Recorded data
--- START ---

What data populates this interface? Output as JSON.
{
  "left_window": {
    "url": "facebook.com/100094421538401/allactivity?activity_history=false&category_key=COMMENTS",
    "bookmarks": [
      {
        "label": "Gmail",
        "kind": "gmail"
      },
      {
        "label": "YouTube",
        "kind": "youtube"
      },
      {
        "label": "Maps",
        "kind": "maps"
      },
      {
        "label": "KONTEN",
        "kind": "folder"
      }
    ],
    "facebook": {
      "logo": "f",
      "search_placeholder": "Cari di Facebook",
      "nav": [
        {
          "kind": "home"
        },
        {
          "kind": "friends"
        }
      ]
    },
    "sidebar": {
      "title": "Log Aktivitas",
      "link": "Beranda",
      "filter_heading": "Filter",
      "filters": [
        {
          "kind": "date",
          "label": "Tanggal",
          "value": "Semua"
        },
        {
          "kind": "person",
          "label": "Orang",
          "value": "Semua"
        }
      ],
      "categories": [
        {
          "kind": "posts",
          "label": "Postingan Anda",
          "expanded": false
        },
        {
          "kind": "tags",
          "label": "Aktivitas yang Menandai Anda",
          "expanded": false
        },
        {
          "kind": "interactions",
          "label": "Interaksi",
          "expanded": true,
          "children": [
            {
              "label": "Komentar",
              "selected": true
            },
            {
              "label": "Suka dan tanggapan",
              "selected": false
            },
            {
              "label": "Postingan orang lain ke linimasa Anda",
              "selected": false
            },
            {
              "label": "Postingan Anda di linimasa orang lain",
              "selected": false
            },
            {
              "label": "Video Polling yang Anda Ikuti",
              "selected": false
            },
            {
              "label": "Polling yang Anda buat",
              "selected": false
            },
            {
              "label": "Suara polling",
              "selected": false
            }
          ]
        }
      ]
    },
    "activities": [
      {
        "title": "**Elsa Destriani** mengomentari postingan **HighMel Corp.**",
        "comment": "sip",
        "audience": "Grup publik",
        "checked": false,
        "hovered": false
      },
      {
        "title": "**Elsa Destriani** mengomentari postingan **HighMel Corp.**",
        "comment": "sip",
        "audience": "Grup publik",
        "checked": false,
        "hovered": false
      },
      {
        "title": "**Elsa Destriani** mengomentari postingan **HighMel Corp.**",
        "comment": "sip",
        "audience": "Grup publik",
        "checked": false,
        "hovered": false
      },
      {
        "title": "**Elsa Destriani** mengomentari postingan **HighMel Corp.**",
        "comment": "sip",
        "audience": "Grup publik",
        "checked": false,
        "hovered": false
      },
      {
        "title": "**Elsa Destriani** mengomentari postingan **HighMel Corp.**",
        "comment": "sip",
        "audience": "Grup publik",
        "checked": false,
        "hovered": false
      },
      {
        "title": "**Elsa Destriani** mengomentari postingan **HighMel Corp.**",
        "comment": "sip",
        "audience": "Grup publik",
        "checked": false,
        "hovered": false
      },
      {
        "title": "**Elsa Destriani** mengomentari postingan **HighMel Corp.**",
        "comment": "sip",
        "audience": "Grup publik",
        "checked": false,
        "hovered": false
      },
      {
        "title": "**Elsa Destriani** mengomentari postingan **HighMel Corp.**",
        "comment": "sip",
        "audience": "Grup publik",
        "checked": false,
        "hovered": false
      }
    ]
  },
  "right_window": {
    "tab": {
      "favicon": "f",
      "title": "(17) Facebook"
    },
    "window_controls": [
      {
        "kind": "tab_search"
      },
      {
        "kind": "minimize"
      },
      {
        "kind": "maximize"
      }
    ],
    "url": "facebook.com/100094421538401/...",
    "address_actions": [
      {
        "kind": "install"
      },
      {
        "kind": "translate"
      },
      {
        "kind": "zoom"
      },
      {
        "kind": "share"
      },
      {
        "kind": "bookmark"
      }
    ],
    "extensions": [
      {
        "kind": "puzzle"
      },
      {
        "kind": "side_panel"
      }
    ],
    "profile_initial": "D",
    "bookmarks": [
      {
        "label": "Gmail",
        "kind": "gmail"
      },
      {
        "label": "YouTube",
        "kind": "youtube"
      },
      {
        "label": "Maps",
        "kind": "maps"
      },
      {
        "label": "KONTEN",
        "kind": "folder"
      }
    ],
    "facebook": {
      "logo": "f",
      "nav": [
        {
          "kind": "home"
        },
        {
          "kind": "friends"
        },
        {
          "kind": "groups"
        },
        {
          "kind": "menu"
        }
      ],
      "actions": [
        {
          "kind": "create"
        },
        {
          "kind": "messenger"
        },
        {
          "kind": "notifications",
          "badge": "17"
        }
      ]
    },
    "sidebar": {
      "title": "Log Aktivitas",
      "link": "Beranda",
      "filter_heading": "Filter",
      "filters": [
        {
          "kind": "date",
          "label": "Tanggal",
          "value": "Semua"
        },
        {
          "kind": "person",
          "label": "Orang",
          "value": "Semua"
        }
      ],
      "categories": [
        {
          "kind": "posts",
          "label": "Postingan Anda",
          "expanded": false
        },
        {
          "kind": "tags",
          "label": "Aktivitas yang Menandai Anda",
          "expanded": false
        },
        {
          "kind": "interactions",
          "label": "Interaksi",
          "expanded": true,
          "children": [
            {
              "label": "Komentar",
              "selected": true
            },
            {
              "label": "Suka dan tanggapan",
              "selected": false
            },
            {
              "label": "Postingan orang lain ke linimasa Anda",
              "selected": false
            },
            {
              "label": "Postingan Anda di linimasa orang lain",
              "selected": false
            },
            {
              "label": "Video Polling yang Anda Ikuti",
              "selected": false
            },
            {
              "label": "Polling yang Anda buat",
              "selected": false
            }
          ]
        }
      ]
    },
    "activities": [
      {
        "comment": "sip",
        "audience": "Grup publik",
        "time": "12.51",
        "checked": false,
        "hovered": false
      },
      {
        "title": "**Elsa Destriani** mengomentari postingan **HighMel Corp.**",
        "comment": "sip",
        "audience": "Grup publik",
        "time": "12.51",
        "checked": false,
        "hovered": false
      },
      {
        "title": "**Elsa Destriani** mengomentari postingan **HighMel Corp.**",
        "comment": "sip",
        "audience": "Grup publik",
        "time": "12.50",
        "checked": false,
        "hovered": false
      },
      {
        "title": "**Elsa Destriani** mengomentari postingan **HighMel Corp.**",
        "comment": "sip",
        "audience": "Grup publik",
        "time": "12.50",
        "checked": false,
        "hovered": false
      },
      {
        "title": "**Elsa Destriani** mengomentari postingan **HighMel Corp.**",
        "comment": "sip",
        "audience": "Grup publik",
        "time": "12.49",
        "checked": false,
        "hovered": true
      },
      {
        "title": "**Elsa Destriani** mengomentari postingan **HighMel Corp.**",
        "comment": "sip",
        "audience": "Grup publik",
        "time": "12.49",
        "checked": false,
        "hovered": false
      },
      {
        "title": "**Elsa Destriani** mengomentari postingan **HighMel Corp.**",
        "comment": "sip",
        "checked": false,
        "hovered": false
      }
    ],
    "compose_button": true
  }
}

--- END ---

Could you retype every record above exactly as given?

◆ Task output ◆
What data populates this interface? Output as JSON.
{
  "left_window": {
    "url": "facebook.com/100094421538401/allactivity?activity_history=false&category_key=COMMENTS",
    "bookmarks": [
      {
        "label": "Gmail",
        "kind": "gmail"
      },
      {
        "label": "YouTube",
        "kind": "youtube"
      },
      {
        "label": "Maps",
        "kind": "maps"
      },
      {
        "label": "KONTEN",
        "kind": "folder"
      }
    ],
    "facebook": {
      "logo": "f",
      "search_placeholder": "Cari di Facebook",
      "nav": [
        {
          "kind": "home"
        },
        {
          "kind": "friends"
        }
      ]
    },
    "sidebar": {
      "title": "Log Aktivitas",
      "link": "Beranda",
      "filter_heading": "Filter",
      "filters": [
        {
          "kind": "date",
          "label": "Tanggal",
          "value": "Semua"
        },
        {
          "kind": "person",
          "label": "Orang",
          "value": "Semua"
        }
      ],
      "categories": [
        {
          "kind": "posts",
          "label": "Postingan Anda",
          "expanded": false
        },
        {
          "kind": "tags",
          "label": "Aktivitas yang Menandai Anda",
          "expanded": false
        },
        {
          "kind": "interactions",
          "label": "Interaksi",
          "expanded": true,
          "children": [
            {
              "label": "Komentar",
              "selected": true
            },
            {
              "label": "Suka dan tanggapan",
              "selected": false
            },
            {
              "label": "Postingan orang lain ke linimasa Anda",
              "selected": false
            },
            {
              "label": "Postingan Anda di linimasa orang lain",
              "selected": false
            },
            {
              "label": "Video Polling yang Anda Ikuti",
              "selected": false
            },
            {
              "label": "Polling yang Anda buat",
              "selected": false
            },
            {
              "label": "Suara polling",
              "selected": false
            }
          ]
        }
      ]
    },
    "activities": [
      {
        "title": "**Elsa Destriani** mengomentari postingan **HighMel Corp.**",
        "comment": "sip",
        "audience": "Grup publik",
        "checked": false,
        "hovered": false
      },
      {
        "title": "**Elsa Destriani** mengomentari postingan **HighMel Corp.**",
        "comment": "sip",
        "audience": "Grup publik",
        "checked": false,
        "hovered": false
      },
      {
        "title": "**Elsa Destriani** mengomentari postingan **HighMel Corp.**",
        "comment": "sip",
        "audience": "Grup publik",
        "checked": false,
        "hovered": false
      },
      {
        "title": "**Elsa Destriani** mengomentari postingan **HighMel Corp.**",
        "comment": "sip",
        "audience": "Grup publik",
        "checked": false,
        "hovered": false
      },
      {
        "title": "**Elsa Destriani** mengomentari postingan **HighMel Corp.**",
        "comment": "sip",
        "audience": "Grup publik",
        "checked": false,
        "hovered": false
      },
      {
        "title": "**Elsa Destriani** mengomentari postingan **HighMel Corp.**",
        "comment": "sip",
        "audience": "Grup publik",
        "checked": false,
        "hovered": false
      },
      {
        "title": "**Elsa Destriani** mengomentari postingan **HighMel Corp.**",
        "comment": "sip",
        "audience": "Grup publik",
        "checked": false,
        "hovered": false
      },
      {
        "title": "**Elsa Destriani** mengomentari postingan **HighMel Corp.**",
        "comment": "sip",
        "audience": "Grup publik",
        "checked": false,
        "hovered": false
      }
    ]
  },
  "right_window": {
    "tab": {
      "favicon": "f",
      "title": "(17) Facebook"
    },
    "window_controls": [
      {
        "kind": "tab_search"
      },
      {
        "kind": "minimize"
      },
      {
        "kind": "maximize"
      }
    ],
    "url": "facebook.com/100094421538401/...",
    "address_actions": [
      {
        "kind": "install"
      },
      {
        "kind": "translate"
      },
      {
        "kind": "zoom"
      },
      {
        "kind": "share"
      },
      {
        "kind": "bookmark"
      }
    ],
    "extensions": [
      {
        "kind": "puzzle"
      },
      {
        "kind": "side_panel"
      }
    ],
    "profile_initial": "D",
    "bookmarks": [
      {
        "label": "Gmail",
        "kind": "gmail"
      },
      {
        "label": "YouTube",
        "kind": "youtube"
      },
      {
        "label": "Maps",
        "kind": "maps"
      },
      {
        "label": "KONTEN",
        "kind": "folder"
      }
    ],
    "facebook": {
      "logo": "f",
      "nav": [
        {
          "kind": "home"
        },
        {
          "kind": "friends"
        },
        {
          "kind": "groups"
        },
        {
          "kind": "menu"
        }
      ],
      "actions": [
        {
          "kind": "create"
        },
        {
          "kind": "messenger"
        },
        {
          "kind": "notifications",
          "badge": "17"
        }
      ]
    },
    "sidebar": {
      "title": "Log Aktivitas",
      "link": "Beranda",
      "filter_heading": "Filter",
      "filters": [
        {
          "kind": "date",
          "label": "Tanggal",
          "value": "Semua"
        },
        {
          "kind": "person",
          "label": "Orang",
          "value": "Semua"
        }
      ],
      "categories": [
        {
          "kind": "posts",
          "label": "Postingan Anda",
          "expanded": false
        },
        {
          "kind": "tags",
          "label": "Aktivitas yang Menandai Anda",
          "expanded": false
        },
        {
          "kind": "interactions",
          "label": "Interaksi",
          "expanded": true,
          "children": [
            {
              "label": "Komentar",
              "selected": true
            },
            {
              "label": "Suka dan tanggapan",
              "selected": false
            },
            {
              "label": "Postingan orang lain ke linimasa Anda",
              "selected": false
            },
            {
              "label": "Postingan Anda di linimasa orang lain",
              "selected": false
            },
            {
              "label": "Video Polling yang Anda Ikuti",
              "selected": false
            },
            {
              "label": "Polling yang Anda buat",
              "selected": false
            }
          ]
        }
      ]
    },
    "activities": [
      {
        "comment": "sip",
        "audience": "Grup publik",
        "time": "12.51",
        "checked": false,
        "hovered": false
      },
      {
        "title": "**Elsa Destriani** mengomentari postingan **HighMel Corp.**",
        "comment": "sip",
        "audience": "Grup publik",
        "time": "12.51",
        "checked": false,
        "hovered": false
      },
      {
        "title": "**Elsa Destriani** mengomentari postingan **HighMel Corp.**",
        "comment": "sip",
        "audience": "Grup publik",
        "time": "12.50",
        "checked": false,
        "hovered": false
      },
      {
        "title": "**Elsa Destriani** mengomentari postingan **HighMel Corp.**",
        "comment": "sip",
        "audience": "Grup publik",
        "time": "12.50",
        "checked": false,
        "hovered": false
      },
      {
        "title": "**Elsa Destriani** mengomentari postingan **HighMel Corp.**",
        "comment": "sip",
        "audience": "Grup publik",
        "time": "12.49",
        "checked": false,
        "hovered": true
      },
      {
        "title": "**Elsa Destriani** mengomentari postingan **HighMel Corp.**",
        "comment": "sip",
        "audience": "Grup publik",
        "time": "12.49",
        "checked": false,
        "hovered": false
      },
      {
        "title": "**Elsa Destriani** mengomentari postingan **HighMel Corp.**",
        "comment": "sip",
        "checked": false,
        "hovered": false
      }
    ],
    "compose_button": true
  }
}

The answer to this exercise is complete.